#### DATASET ENTRIES ####
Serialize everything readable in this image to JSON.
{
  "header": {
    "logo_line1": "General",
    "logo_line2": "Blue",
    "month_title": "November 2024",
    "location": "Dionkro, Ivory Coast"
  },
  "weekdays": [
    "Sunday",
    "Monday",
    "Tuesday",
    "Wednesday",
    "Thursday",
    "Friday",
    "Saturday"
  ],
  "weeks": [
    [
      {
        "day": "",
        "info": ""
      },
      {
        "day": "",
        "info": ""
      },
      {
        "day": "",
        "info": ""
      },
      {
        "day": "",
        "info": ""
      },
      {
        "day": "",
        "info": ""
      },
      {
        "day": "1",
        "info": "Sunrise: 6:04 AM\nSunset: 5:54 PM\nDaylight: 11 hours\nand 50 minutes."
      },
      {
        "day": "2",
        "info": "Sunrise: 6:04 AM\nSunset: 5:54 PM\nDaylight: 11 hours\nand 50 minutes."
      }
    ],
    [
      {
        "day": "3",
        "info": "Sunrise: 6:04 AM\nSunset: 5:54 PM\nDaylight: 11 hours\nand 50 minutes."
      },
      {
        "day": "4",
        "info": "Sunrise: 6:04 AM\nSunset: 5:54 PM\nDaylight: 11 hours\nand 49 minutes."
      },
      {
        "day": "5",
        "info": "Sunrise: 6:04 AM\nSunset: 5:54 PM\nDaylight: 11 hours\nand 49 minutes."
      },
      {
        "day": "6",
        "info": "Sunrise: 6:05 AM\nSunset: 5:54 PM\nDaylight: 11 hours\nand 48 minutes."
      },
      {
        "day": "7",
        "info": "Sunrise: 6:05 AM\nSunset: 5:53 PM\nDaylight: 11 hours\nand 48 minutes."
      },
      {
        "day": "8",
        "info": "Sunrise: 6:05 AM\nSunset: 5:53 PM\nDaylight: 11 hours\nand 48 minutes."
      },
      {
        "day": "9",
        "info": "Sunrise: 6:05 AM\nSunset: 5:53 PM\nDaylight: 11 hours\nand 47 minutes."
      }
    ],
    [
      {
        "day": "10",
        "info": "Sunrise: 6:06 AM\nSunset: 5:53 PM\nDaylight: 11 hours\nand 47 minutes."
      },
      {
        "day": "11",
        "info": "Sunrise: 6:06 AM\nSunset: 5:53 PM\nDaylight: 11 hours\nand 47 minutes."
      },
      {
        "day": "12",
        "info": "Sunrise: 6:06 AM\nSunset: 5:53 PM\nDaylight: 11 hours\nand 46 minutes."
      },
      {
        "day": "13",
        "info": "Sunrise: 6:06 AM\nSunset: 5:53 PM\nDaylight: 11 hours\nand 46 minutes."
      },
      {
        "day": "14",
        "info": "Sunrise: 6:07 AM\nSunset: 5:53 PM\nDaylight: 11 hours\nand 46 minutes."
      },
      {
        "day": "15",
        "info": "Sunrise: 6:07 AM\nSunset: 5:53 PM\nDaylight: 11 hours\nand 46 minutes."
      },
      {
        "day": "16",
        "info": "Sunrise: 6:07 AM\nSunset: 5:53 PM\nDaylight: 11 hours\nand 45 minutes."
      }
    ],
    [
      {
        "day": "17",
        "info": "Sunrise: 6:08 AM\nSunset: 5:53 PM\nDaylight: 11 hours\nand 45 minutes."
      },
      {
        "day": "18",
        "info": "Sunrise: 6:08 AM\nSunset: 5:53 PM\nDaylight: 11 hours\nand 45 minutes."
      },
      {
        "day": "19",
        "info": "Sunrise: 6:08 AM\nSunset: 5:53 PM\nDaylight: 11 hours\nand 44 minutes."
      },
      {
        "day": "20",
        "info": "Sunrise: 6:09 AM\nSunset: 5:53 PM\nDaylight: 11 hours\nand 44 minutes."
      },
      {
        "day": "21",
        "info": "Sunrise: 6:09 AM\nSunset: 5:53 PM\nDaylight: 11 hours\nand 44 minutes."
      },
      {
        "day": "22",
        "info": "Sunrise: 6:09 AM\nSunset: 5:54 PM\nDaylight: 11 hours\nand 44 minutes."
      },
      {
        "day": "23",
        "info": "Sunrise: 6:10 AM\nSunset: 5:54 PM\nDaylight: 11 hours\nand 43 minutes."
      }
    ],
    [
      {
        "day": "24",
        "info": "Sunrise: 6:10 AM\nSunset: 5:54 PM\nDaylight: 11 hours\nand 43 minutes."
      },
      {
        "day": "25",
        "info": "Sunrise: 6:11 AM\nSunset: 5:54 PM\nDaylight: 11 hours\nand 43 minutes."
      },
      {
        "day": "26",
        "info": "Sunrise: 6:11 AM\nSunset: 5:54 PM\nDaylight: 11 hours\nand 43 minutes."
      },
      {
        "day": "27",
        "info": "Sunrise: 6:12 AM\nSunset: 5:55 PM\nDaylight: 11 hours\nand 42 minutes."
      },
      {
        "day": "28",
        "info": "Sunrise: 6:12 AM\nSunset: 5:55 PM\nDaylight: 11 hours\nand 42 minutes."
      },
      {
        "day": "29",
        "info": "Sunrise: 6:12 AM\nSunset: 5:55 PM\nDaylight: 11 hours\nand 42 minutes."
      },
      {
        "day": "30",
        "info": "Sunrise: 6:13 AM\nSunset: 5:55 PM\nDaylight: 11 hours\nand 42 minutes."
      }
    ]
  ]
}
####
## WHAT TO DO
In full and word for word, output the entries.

## SOLUTION TO THE PROBLEM
Serialize everything readable in this image to JSON.
{
  "header": {
    "logo_line1": "General",
    "logo_line2": "Blue",
    "month_title": "November 2024",
    "location": "Dionkro, Ivory Coast"
  },
  "weekdays": [
    "Sunday",
    "Monday",
    "Tuesday",
    "Wednesday",
    "Thursday",
    "Friday",
    "Saturday"
  ],
  "weeks": [
    [
      {
        "day": "",
        "info": ""
      },
      {
        "day": "",
        "info": ""
      },
      {
        "day": "",
        "info": ""
      },
      {
        "day": "",
        "info": ""
      },
      {
        "day": "",
        "info": ""
      },
      {
        "day": "1",
        "info": "Sunrise: 6:04 AM\nSunset: 5:54 PM\nDaylight: 11 hours\nand 50 minutes."
      },
      {
        "day": "2",
        "info": "Sunrise: 6:04 AM\nSunset: 5:54 PM\nDaylight: 11 hours\nand 50 minutes."
      }
    ],
    [
      {
        "day": "3",
        "info": "Sunrise: 6:04 AM\nSunset: 5:54 PM\nDaylight: 11 hours\nand 50 minutes."
      },
      {
        "day": "4",
        "info": "Sunrise: 6:04 AM\nSunset: 5:54 PM\nDaylight: 11 hours\nand 49 minutes."
      },
      {
        "day": "5",
        "info": "Sunrise: 6:04 AM\nSunset: 5:54 PM\nDaylight: 11 hours\nand 49 minutes."
      },
      {
        "day": "6",
        "info": "Sunrise: 6:05 AM\nSunset: 5:54 PM\nDaylight: 11 hours\nand 48 minutes."
      },
      {
        "day": "7",
        "info": "Sunrise: 6:05 AM\nSunset: 5:53 PM\nDaylight: 11 hours\nand 48 minutes."
      },
      {
        "day": "8",
        "info": "Sunrise: 6:05 AM\nSunset: 5:53 PM\nDaylight: 11 hours\nand 48 minutes."
      },
      {
        "day": "9",
        "info": "Sunrise: 6:05 AM\nSunset: 5:53 PM\nDaylight: 11 hours\nand 47 minutes."
      }
    ],
    [
      {
        "day": "10",
        "info": "Sunrise: 6:06 AM\nSunset: 5:53 PM\nDaylight: 11 hours\nand 47 minutes."
      },
      {
        "day": "11",
        "info": "Sunrise: 6:06 AM\nSunset: 5:53 PM\nDaylight: 11 hours\nand 47 minutes."
      },
      {
        "day": "12",
        "info": "Sunrise: 6:06 AM\nSunset: 5:53 PM\nDaylight: 11 hours\nand 46 minutes."
      },
      {
        "day": "13",
        "info": "Sunrise: 6:06 AM\nSunset: 5:53 PM\nDaylight: 11 hours\nand 46 minutes."
      },
      {
        "day": "14",
        "info": "Sunrise: 6:07 AM\nSunset: 5:53 PM\nDaylight: 11 hours\nand 46 minutes."
      },
      {
        "day": "15",
        "info": "Sunrise: 6:07 AM\nSunset: 5:53 PM\nDaylight: 11 hours\nand 46 minutes."
      },
      {
        "day": "16",
        "info": "Sunrise: 6:07 AM\nSunset: 5:53 PM\nDaylight: 11 hours\nand 45 minutes."
      }
    ],
    [
      {
        "day": "17",
        "info": "Sunrise: 6:08 AM\nSunset: 5:53 PM\nDaylight: 11 hours\nand 45 minutes."
      },
      {
        "day": "18",
        "info": "Sunrise: 6:08 AM\nSunset: 5:53 PM\nDaylight: 11 hours\nand 45 minutes."
      },
      {
        "day": "19",
        "info": "Sunrise: 6:08 AM\nSunset: 5:53 PM\nDaylight: 11 hours\nand 44 minutes."
      },
      {
        "day": "20",
        "info": "Sunrise: 6:09 AM\nSunset: 5:53 PM\nDaylight: 11 hours\nand 44 minutes."
      },
      {
        "day": "21",
        "info": "Sunrise: 6:09 AM\nSunset: 5:53 PM\nDaylight: 11 hours\nand 44 minutes."
      },
      {
        "day": "22",
        "info": "Sunrise: 6:09 AM\nSunset: 5:54 PM\nDaylight: 11 hours\nand 44 minutes."
      },
      {
        "day": "23",
        "info": "Sunrise: 6:10 AM\nSunset: 5:54 PM\nDaylight: 11 hours\nand 43 minutes."
      }
    ],
    [
      {
        "day": "24",
        "info": "Sunrise: 6:10 AM\nSunset: 5:54 PM\nDaylight: 11 hours\nand 43 minutes."
      },
      {
        "day": "25",
        "info": "Sunrise: 6:11 AM\nSunset: 5:54 PM\nDaylight: 11 hours\nand 43 minutes."
      },
      {
        "day": "26",
        "info": "Sunrise: 6:11 AM\nSunset: 5:54 PM\nDaylight: 11 hours\nand 43 minutes."
      },
      {
        "day": "27",
        "info": "Sunrise: 6:12 AM\nSunset: 5:55 PM\nDaylight: 11 hours\nand 42 minutes."
      },
      {
        "day": "28",
        "info": "Sunrise: 6:12 AM\nSunset: 5:55 PM\nDaylight: 11 hours\nand 42 minutes."
      },
      {
        "day": "29",
        "info": "Sunrise: 6:12 AM\nSunset: 5:55 PM\nDaylight: 11 hours\nand 42 minutes."
      },
      {
        "day": "30",
        "info": "Sunrise: 6:13 AM\nSunset: 5:55 PM\nDaylight: 11 hours\nand 42 minutes."
      }
    ]
  ]
}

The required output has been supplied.